The Agricultural Society of Campbell County was organized in 1856. It organized a fair for the benefit of the farmers. This fair has numerous horse show events that are not only popular in Kentucky but around the world. The fair brings high standard horses from around the mideast.


  1. ^
  2. ^ "2019 U.S. Gazetteer Files". United States Census Bureau. 
  3. ^ a b "Population and Housing Unit Estimates". United States Census Bureau.
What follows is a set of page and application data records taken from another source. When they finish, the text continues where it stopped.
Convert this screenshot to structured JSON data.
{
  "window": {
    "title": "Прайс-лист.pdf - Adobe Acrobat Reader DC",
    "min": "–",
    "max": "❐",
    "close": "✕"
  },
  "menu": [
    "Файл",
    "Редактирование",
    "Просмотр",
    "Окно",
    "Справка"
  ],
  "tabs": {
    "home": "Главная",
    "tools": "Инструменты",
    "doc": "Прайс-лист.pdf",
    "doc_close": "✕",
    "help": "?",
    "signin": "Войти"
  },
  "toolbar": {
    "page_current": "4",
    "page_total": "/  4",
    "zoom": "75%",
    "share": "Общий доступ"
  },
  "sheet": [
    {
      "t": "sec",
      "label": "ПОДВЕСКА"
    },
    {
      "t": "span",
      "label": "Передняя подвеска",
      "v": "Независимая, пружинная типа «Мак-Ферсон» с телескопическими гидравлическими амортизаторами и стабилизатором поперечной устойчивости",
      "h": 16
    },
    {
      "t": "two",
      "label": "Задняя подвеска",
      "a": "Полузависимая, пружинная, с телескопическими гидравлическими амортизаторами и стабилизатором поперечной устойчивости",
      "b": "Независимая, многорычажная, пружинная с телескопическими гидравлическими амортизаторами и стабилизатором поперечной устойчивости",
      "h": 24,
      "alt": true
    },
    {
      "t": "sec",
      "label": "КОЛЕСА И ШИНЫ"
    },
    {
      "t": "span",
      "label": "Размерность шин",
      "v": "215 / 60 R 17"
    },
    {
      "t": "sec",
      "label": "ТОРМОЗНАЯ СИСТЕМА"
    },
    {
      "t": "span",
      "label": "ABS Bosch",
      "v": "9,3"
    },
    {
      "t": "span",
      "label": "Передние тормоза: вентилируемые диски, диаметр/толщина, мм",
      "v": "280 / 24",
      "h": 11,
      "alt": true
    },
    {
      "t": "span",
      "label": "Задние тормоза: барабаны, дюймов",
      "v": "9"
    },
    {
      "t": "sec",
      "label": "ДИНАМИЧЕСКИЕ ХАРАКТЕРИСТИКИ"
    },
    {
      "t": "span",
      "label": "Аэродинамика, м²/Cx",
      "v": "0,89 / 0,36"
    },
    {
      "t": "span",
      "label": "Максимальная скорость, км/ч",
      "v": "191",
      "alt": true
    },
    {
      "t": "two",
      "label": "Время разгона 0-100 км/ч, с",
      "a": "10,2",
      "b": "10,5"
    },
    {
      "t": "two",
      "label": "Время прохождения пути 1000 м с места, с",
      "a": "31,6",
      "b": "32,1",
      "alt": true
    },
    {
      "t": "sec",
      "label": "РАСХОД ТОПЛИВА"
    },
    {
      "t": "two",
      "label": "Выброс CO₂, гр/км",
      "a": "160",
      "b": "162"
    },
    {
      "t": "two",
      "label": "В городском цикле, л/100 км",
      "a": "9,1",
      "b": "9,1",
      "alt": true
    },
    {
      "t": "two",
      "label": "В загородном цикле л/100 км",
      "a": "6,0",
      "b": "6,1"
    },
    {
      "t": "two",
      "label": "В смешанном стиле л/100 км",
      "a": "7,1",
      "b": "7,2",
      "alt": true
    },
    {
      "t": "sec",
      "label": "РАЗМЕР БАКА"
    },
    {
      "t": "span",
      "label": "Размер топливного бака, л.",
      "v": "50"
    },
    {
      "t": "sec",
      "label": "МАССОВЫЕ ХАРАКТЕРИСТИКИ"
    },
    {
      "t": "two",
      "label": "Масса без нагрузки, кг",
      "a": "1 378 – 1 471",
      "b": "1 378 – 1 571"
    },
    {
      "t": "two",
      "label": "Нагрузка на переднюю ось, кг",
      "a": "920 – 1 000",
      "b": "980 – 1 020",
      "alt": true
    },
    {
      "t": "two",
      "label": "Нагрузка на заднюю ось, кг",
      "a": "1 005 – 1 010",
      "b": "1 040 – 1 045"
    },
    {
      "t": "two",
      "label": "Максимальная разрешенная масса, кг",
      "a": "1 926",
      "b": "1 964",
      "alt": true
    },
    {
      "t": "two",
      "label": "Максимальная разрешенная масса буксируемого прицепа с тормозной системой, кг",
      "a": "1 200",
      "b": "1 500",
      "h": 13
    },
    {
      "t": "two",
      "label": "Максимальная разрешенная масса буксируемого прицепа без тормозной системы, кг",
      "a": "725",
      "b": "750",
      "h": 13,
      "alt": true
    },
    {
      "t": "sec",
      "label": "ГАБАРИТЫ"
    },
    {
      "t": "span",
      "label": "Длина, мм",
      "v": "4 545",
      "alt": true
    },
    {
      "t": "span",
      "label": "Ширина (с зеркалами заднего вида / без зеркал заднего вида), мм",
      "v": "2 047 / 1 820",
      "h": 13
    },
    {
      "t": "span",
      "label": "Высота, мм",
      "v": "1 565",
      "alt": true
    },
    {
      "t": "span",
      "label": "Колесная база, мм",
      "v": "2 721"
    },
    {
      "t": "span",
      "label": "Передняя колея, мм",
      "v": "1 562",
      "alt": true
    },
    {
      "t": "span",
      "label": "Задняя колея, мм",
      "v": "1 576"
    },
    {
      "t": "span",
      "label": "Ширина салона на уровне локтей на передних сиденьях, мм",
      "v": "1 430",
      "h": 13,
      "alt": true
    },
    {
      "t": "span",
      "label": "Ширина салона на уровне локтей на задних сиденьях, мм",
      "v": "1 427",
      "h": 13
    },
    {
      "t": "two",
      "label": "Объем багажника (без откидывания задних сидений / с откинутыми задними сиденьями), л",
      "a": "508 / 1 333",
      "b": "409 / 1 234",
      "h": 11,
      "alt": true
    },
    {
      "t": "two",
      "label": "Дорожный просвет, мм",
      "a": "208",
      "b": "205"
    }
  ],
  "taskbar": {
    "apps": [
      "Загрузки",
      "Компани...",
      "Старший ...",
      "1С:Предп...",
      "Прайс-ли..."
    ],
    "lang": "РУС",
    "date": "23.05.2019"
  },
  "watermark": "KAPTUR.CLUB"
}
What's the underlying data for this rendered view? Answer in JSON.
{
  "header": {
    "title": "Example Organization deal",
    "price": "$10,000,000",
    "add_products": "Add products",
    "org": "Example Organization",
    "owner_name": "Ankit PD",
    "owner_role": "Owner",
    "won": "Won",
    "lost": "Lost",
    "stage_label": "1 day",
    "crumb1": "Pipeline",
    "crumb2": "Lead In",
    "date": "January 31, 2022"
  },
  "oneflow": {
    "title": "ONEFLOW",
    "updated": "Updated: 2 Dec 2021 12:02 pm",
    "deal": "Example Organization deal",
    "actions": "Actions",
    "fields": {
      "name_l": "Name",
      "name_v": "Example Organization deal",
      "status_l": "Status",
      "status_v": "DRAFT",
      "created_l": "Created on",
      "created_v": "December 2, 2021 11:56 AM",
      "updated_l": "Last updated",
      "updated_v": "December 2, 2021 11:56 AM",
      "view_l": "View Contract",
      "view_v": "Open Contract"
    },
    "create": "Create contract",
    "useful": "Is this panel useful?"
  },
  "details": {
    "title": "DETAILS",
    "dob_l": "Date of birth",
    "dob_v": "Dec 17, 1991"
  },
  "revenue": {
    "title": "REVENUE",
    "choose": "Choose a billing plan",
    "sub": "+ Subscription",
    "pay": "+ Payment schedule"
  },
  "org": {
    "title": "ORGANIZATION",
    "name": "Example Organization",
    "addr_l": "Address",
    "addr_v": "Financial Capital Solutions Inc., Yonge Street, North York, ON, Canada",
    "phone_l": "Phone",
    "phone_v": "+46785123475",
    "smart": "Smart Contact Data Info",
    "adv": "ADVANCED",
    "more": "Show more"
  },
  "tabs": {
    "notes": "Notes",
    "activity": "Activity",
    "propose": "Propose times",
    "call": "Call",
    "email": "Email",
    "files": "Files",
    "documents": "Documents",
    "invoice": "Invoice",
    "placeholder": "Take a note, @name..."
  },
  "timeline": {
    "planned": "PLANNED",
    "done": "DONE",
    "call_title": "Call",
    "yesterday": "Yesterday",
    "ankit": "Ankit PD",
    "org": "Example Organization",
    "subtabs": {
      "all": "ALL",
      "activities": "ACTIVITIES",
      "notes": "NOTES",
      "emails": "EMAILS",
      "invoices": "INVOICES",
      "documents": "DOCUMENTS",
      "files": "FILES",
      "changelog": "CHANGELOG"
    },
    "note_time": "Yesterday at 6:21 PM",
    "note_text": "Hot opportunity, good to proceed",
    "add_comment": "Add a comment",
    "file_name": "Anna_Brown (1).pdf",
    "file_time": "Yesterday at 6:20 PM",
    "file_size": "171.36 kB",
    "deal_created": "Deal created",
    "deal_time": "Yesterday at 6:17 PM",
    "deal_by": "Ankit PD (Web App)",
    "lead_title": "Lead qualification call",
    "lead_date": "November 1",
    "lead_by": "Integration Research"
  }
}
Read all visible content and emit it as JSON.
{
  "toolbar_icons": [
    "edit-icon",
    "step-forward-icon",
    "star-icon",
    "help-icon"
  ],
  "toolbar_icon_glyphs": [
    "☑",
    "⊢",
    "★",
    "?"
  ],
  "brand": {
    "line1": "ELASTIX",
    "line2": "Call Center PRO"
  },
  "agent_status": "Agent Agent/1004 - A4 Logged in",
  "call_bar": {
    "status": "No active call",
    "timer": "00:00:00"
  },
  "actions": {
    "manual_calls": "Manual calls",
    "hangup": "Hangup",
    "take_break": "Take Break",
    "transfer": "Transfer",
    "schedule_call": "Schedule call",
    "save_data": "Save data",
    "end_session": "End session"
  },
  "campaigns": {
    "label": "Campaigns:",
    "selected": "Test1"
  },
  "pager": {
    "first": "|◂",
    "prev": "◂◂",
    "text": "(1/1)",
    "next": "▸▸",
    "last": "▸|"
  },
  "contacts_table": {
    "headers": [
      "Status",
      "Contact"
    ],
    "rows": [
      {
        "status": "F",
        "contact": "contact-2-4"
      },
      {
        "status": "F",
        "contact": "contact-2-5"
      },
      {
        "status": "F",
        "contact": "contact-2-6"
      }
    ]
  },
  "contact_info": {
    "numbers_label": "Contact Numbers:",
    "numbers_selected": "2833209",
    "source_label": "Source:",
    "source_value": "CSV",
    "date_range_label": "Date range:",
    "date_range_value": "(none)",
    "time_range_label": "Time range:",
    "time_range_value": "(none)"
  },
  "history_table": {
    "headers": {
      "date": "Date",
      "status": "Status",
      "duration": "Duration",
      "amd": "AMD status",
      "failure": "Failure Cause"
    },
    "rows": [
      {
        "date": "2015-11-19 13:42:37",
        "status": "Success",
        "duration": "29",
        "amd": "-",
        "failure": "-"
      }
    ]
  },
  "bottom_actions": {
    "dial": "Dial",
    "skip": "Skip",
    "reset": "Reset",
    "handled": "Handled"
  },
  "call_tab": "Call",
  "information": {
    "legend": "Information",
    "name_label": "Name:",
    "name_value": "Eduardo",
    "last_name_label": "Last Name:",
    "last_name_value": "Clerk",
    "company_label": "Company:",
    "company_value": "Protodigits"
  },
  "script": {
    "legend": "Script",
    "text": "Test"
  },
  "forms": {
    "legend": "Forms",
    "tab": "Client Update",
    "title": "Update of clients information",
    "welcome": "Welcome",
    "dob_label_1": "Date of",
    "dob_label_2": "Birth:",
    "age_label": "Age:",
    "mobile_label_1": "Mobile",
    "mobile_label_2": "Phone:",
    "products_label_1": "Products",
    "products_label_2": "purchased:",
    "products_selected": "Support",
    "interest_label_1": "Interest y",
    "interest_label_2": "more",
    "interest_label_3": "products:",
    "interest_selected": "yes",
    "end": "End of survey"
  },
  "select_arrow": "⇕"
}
May 24, 2020. 
  4. ^ "Summary and Reference Guide to House Bill 331 City Classification Reform". Kentucky League of Cities. 
  5. ^ a b "[1] Script error: No such module "webarchive".".
  6. ^ a b "Geographic Identifiers: 2010 Demographic Profile Data (G001): Alexandria city, Kentucky". U.S. Census Bureau, American Factfinder. 
  7. ^ a b c d e f g h i Kleber, John E. (1992). "Alexandria". In John E. Kleber. The Kentucky Encyclopedia. Associate editors: Thomas D. Clark, Lowell H. Harrison, and James C. Klotter. Lexington, Kentucky: The University Press of Kentucky. ISBN 0-8131-1772-0. 
  8. ^ a b Commonwealth of Kentucky. Office of the Secretary of State. Land Office. "Alexandria, Kentucky". Accessed 15 July 2013.
  9. ^ Reis, Jim. "Alexandria and Newport Courthouses Script error: No such module "webarchive".".
  10. ^ The Kentucky Enquirer: "Judge: Alexandria the only county seat Script error: No such module "webarchive".". 12 May 2009. Accessed 28 May 2009.
  11. ^ "US Gazetteer files: 2010, 2000, and 1990". United States Census Bureau. 2011-02-12. 
  12. ^ "Google Maps". 
  13. ^ [2] Script error: No such module "webarchive".
  14. ^ "Census of Population and Housing". 
  15. ^ "U.S. Census website". United States Census Bureau. 
  16. ^ "SCHOOL DISTRICT REFERENCE MAP (2010 CENSUS): Campbell County, KY" (Archive). U.S. Census Bureau. Retrieved on May 8, 2014.
  17. ^ "Kentucky Public Library Directory". Kentucky Department for Libraries and Archives. 

External links[]